“So what brings you to PSU?”

“I go to school here.”

“You sure? Do you have any ID?”

At which point I’ve always wanted to say, “Go fuck yourself,” but ultimately I decide not to escalate the situation partly out of fear, but also because I’ve become resigned to this experience as a black man in Amerikkka. I thought that CPSO were cops and I didn’t want to get shot dead, which is something white police officers are wont to do anytime there’s any melanin involved.

The truth is that anytime I see campus security I don’t feel safe, I feel nervous, which is pretty much the same reaction I have when I see cops. Maybe if I had been wearing a football or basketball jersey, or pushing a mop even, I wouldn’t have been subjected to this type of behavior from CPSO. The anger and dismay I feel at this everyday reality is beyond articulation. But having spent half of my PSU career paying an out-of-state tuition rate, this essentially means I’m paying obscene amounts of money for an education where I’m made to feel that I don’t belong, or even worse that I’m some kind of menace.

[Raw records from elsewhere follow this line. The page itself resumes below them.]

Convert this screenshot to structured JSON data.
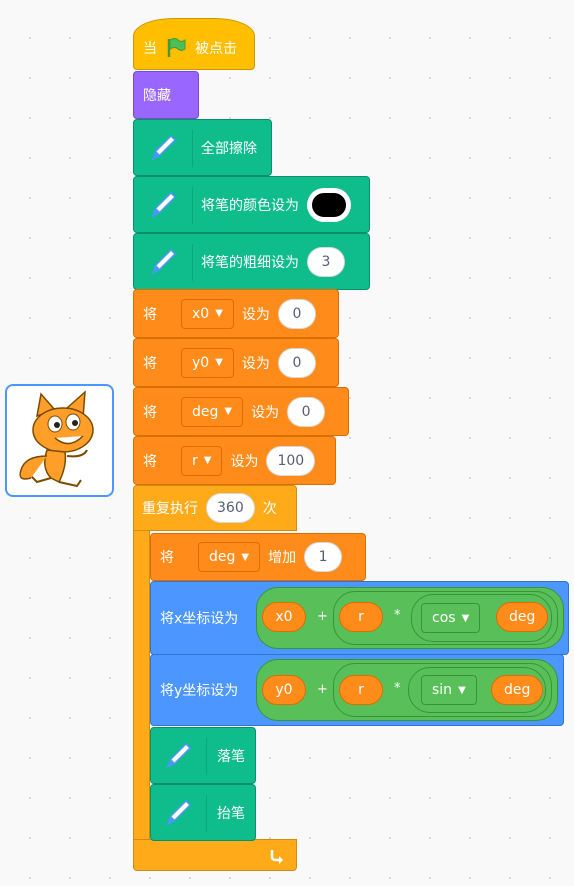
{
  "sprite": {
    "name": "cat-sprite",
    "icon": "scratch-cat"
  },
  "colors": {
    "event": "#ffbf00",
    "looks": "#9966ff",
    "pen": "#0fbd8c",
    "variables": "#ff8c1a",
    "control": "#ffab19",
    "motion": "#4c97ff",
    "operators": "#59c059"
  },
  "script": {
    "hat": {
      "prefix": "当",
      "flag_icon": "green-flag-icon",
      "suffix": "被点击"
    },
    "hide": "隐藏",
    "erase_all": "全部擦除",
    "set_pen_color": {
      "label": "将笔的颜色设为",
      "color": "#000000"
    },
    "set_pen_size": {
      "label": "将笔的粗细设为",
      "value": "3"
    },
    "set_vars": [
      {
        "prefix": "将",
        "var": "x0",
        "mid": "设为",
        "value": "0"
      },
      {
        "prefix": "将",
        "var": "y0",
        "mid": "设为",
        "value": "0"
      },
      {
        "prefix": "将",
        "var": "deg",
        "mid": "设为",
        "value": "0"
      },
      {
        "prefix": "将",
        "var": "r",
        "mid": "设为",
        "value": "100"
      }
    ],
    "repeat": {
      "label": "重复执行",
      "times": "360",
      "suffix": "次"
    },
    "change_var": {
      "prefix": "将",
      "var": "deg",
      "mid": "增加",
      "value": "1"
    },
    "set_x": {
      "label": "将x坐标设为",
      "a": "x0",
      "plus": "+",
      "b": "r",
      "times": "*",
      "fn": "cos",
      "arg": "deg"
    },
    "set_y": {
      "label": "将y坐标设为",
      "a": "y0",
      "plus": "+",
      "b": "r",
      "times": "*",
      "fn": "sin",
      "arg": "deg"
    },
    "pen_down": "落笔",
    "pen_up": "抬笔",
    "loop_icon": "loop-arrow-icon"
  }
}
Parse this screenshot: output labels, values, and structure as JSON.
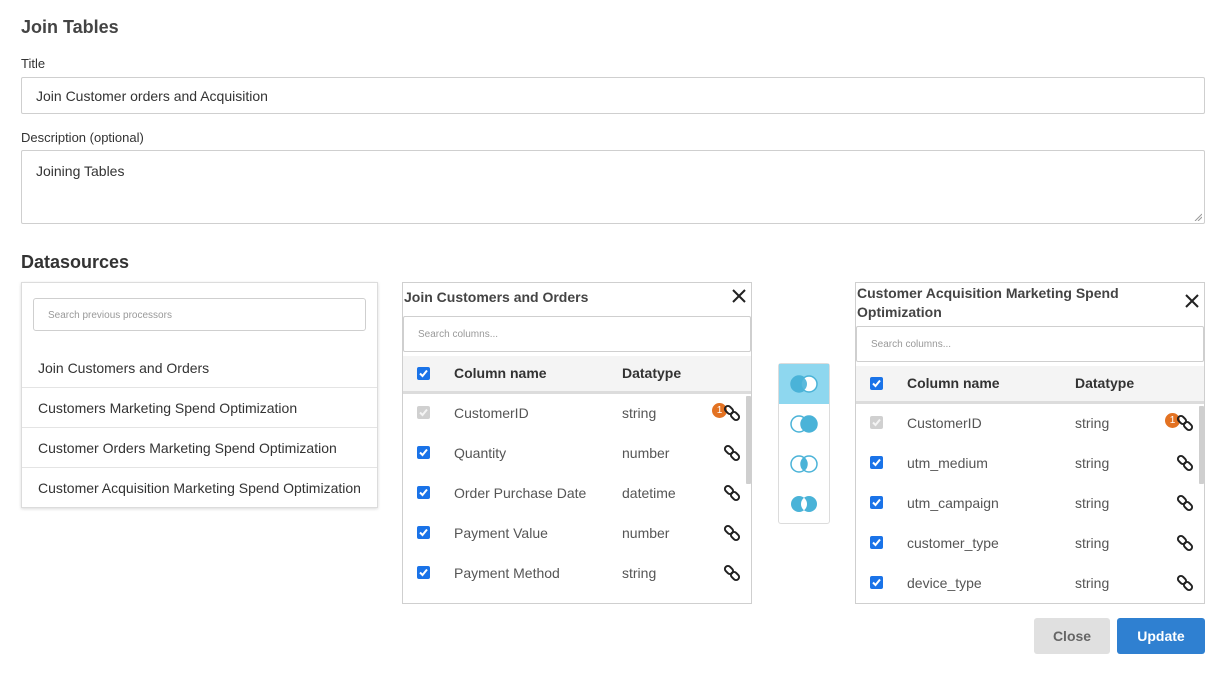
{
  "page": {
    "title": "Join Tables",
    "title_label": "Title",
    "title_value": "Join Customer orders and Acquisition",
    "description_label": "Description (optional)",
    "description_value": "Joining Tables",
    "datasources_heading": "Datasources"
  },
  "datasources": {
    "search_placeholder": "Search previous processors",
    "items": [
      "Join Customers and Orders",
      "Customers Marketing Spend Optimization",
      "Customer Orders Marketing Spend Optimization",
      "Customer Acquisition Marketing Spend Optimization"
    ]
  },
  "left_table": {
    "title": "Join Customers and Orders",
    "search_placeholder": "Search columns...",
    "col_name_header": "Column name",
    "col_type_header": "Datatype",
    "rows": [
      {
        "name": "CustomerID",
        "type": "string",
        "checked": true,
        "disabled": true,
        "badge": "1"
      },
      {
        "name": "Quantity",
        "type": "number",
        "checked": true
      },
      {
        "name": "Order Purchase Date",
        "type": "datetime",
        "checked": true
      },
      {
        "name": "Payment Value",
        "type": "number",
        "checked": true
      },
      {
        "name": "Payment Method",
        "type": "string",
        "checked": true
      }
    ]
  },
  "right_table": {
    "title": "Customer Acquisition Marketing Spend Optimization",
    "search_placeholder": "Search columns...",
    "col_name_header": "Column name",
    "col_type_header": "Datatype",
    "rows": [
      {
        "name": "CustomerID",
        "type": "string",
        "checked": true,
        "disabled": true,
        "badge": "1"
      },
      {
        "name": "utm_medium",
        "type": "string",
        "checked": true
      },
      {
        "name": "utm_campaign",
        "type": "string",
        "checked": true
      },
      {
        "name": "customer_type",
        "type": "string",
        "checked": true
      },
      {
        "name": "device_type",
        "type": "string",
        "checked": true
      }
    ]
  },
  "join_types": {
    "icons": [
      "left-join-icon",
      "right-join-icon",
      "inner-join-icon",
      "outer-join-icon"
    ],
    "active": "left-join-icon",
    "accent": "#4ab3d8"
  },
  "buttons": {
    "close": "Close",
    "update": "Update"
  },
  "colors": {
    "primary": "#2f80d1",
    "checkbox": "#1a73e8",
    "badge": "#e37222",
    "join_active_bg": "#8ed7ef"
  }
}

And that’s just me. I have friends who have been profiled up to six or seven times, and some have been fucked with so frequently by CPSO that they’re pondering pursuing legal action against the university. And lest it become an assumption that this is somehow just a “black thing,” I know of Arab students who have not only been profiled by CPSO but detained while the Portland Police Department was called. For what crime exactly? Smoking a cigarette with a homeless person in front of Ondine.

The message is clear: If you’re not white there’s a good chance you “might” be up to no good, and you don’t belong here unless you’re playing sports or a member of the janitorial or service staff.

In the whitest major city in the country, where many people of color struggle everyday with covert and overt racism in this “progressive” Mecca, it’s appalling that some who choose to attend this school have to deal with a prison-industrial complex mentality. This is the mentality that drives what Michelle Alexander so eloquently dubbed “The New Jim Crow” in which people of color are over-policed, prosecuted and penalized in numbers that are overwhelmingly disproportionate in comparison to whites. Not because we are more inclined to commit crimes, but because the system is more inclined to engage in racist and discriminatory patterns, i.e. institutional racism. I could regale you with all the statistics in the world comparing arrests, prosecution and sentencing but perhaps the fact that is most salient to this debate is that according to federal data, young black males are 21 times more likely to be shot dead by police than their white peers. Let that sink in for a minute.

Before there was ever a Mike Brown in Ferguson, Portland had Keaton Otis and Aaron Campbell (both unarmed young black men) who died at the hands of the Portland Police Department, execution style. These are by no means isolated incidents and they, along with the countless others who don’t get media attention, speak to a culture of lawlessness, racism and white supremacy applied with deadly force with virtually no accountability for the officers involved, all of whom should be behind bars as we speak. You have to forgive me for not believing Zerzan’s assertions about not having a racist police force when, under his watch, I and other people I know have endured their atrocious behavior when they don’t even have guns yet. They’re really already acting like cops, but they can’t kill us…yet.

Mos Def said on Black Star’s classic song “Thieves in The Night,” “The length of black life is treated with short worth,” and in this so-called post-racial world that has become painfully more apparent. This drive for an armed campus security is nothing more than a power grab, and to be honest I’m much more likely to be shot by a member of an armed police force on campus than a marauding psycho. I rue the day when I cease to identify myself as a student at PSU, but as an unarmed black civilian.